I've worked with her. It's been fun to, like, dabbling those things,
and writing, and teaching and everything, you know. So as far as the
future goes, it's just, you know, "Bring it on, man." The
sky is the limit.
So honestly, regarding popularity. How far will Halestorm eventually go?
Arejay: Oh God, I don't know. As far as we're
gonna kick that horse, man. I don't even know what that term means.
It's terrible. [Laughs] As far as we can push this band and as big we
can get it. The one thing that got us to where we are is being so true
to ourselves and never feeling like we have to sell out, never feeling
we need to use backtracks or need to use anything. You know, we've always
strived on just trying to be a really organic and real band, you know.
And also interacting with our fans, like I'm
constantly on Twitter. All of us are constantly interacting with our
fans and it makes it fun for us and it makes it fun for them. I feel
a really close personal relationship with the fans that we've met, especially
over here. You know, it's so far away from home, but they make us feel
that we're right at home, so. So I think as long as we stay true to
that we'll just keep on going until it decides to not go anymore.
Tobbe: A lot of the bigger artists have
been for around for like 30 to 50 years
Arejay: Well, we'll not quit anytime soon, so.
[Laughs] We love it too much. We don't wanna stop.
but is it even possible to
see such a distant future?
Arejay: I think so. There's a thing I say to
a lot of up-and-coming bands when they ask me for advice. Like "How
do you get to that level?" and one of the greater pieces of advice
that I've given was "Don't break up!", because I've seen so
many bands that get so close, and then something doesn't happen and
they just kind of break up and they give up. But it takes so many tries
before you finally hit something, you know. We had so many opportunities
to be dropped and done and gone, but we just kept on going, you know,
'cause that was our mentality.
We never tried to be famous. We didn't care about
that. We didn't care about success. We cared about making the music,
you know. So doing it for the right reasons is the best way to go about

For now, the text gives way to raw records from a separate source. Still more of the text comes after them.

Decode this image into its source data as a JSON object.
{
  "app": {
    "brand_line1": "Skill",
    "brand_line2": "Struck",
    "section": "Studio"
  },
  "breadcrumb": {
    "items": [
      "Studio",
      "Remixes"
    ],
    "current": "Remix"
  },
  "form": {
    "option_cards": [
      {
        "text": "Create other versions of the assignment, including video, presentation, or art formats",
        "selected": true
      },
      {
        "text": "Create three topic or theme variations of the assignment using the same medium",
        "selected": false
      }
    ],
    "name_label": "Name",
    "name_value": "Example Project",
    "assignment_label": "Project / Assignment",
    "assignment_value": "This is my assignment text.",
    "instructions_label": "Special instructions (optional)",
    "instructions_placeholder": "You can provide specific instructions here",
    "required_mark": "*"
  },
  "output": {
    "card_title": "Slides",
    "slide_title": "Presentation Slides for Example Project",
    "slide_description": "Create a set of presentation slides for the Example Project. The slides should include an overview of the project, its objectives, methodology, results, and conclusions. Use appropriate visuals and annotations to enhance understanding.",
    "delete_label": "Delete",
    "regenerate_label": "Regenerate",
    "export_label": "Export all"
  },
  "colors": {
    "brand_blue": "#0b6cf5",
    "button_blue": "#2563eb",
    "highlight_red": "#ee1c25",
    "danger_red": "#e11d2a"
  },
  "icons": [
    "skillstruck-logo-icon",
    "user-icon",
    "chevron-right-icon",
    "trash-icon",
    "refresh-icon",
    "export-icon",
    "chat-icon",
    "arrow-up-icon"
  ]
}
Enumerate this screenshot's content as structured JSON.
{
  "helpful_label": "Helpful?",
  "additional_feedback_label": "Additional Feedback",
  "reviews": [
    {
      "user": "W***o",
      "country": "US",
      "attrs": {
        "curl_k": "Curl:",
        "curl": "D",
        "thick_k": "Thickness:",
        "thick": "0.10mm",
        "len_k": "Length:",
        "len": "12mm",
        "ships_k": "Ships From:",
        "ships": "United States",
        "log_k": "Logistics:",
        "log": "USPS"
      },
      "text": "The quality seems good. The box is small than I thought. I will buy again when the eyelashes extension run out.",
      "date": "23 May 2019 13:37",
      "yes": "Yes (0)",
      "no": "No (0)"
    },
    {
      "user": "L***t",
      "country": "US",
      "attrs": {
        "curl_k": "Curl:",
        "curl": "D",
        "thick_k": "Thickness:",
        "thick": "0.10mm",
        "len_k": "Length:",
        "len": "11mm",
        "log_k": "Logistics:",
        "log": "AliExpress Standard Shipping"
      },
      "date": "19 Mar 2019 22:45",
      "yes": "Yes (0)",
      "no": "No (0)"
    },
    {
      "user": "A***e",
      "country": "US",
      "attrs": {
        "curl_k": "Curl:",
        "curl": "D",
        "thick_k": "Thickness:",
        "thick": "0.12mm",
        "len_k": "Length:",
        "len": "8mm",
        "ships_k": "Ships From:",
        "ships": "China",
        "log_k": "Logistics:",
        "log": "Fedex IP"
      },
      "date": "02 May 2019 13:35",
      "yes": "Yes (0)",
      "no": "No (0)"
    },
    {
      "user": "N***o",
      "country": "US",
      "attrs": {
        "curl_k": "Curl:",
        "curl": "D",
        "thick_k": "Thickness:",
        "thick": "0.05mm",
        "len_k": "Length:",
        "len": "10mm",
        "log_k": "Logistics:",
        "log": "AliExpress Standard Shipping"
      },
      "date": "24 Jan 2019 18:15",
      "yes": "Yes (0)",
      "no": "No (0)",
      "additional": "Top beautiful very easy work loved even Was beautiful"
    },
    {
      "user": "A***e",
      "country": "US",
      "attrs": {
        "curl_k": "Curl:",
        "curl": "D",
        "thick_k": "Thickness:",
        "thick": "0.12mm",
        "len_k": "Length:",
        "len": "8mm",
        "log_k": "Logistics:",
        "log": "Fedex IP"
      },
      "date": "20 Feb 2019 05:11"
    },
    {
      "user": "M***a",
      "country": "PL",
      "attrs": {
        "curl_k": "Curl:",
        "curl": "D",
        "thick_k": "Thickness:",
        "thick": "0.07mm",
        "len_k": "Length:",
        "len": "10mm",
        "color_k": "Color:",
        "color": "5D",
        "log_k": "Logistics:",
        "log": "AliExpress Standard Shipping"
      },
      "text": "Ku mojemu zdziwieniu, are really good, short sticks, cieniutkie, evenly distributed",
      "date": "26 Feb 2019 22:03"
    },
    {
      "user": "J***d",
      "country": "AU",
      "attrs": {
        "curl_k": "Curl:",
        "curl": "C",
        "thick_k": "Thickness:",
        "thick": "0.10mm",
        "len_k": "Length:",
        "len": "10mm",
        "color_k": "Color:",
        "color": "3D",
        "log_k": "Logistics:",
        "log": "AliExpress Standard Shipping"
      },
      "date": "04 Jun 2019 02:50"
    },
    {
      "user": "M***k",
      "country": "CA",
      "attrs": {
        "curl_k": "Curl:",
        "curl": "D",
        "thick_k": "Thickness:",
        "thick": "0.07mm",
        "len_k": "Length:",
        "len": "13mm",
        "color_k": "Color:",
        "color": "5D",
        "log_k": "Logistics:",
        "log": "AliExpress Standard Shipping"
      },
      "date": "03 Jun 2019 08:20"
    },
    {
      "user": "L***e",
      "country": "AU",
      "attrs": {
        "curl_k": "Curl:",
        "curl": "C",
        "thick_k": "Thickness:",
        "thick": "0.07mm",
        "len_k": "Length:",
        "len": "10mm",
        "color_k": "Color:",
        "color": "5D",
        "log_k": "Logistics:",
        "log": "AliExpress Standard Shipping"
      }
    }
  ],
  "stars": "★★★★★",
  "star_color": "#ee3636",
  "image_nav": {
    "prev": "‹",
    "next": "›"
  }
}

and I think that the reason that a lot of bands actually make it to
that level is because they don't stop. Because they love it so much
that they don't wanna stop, you know.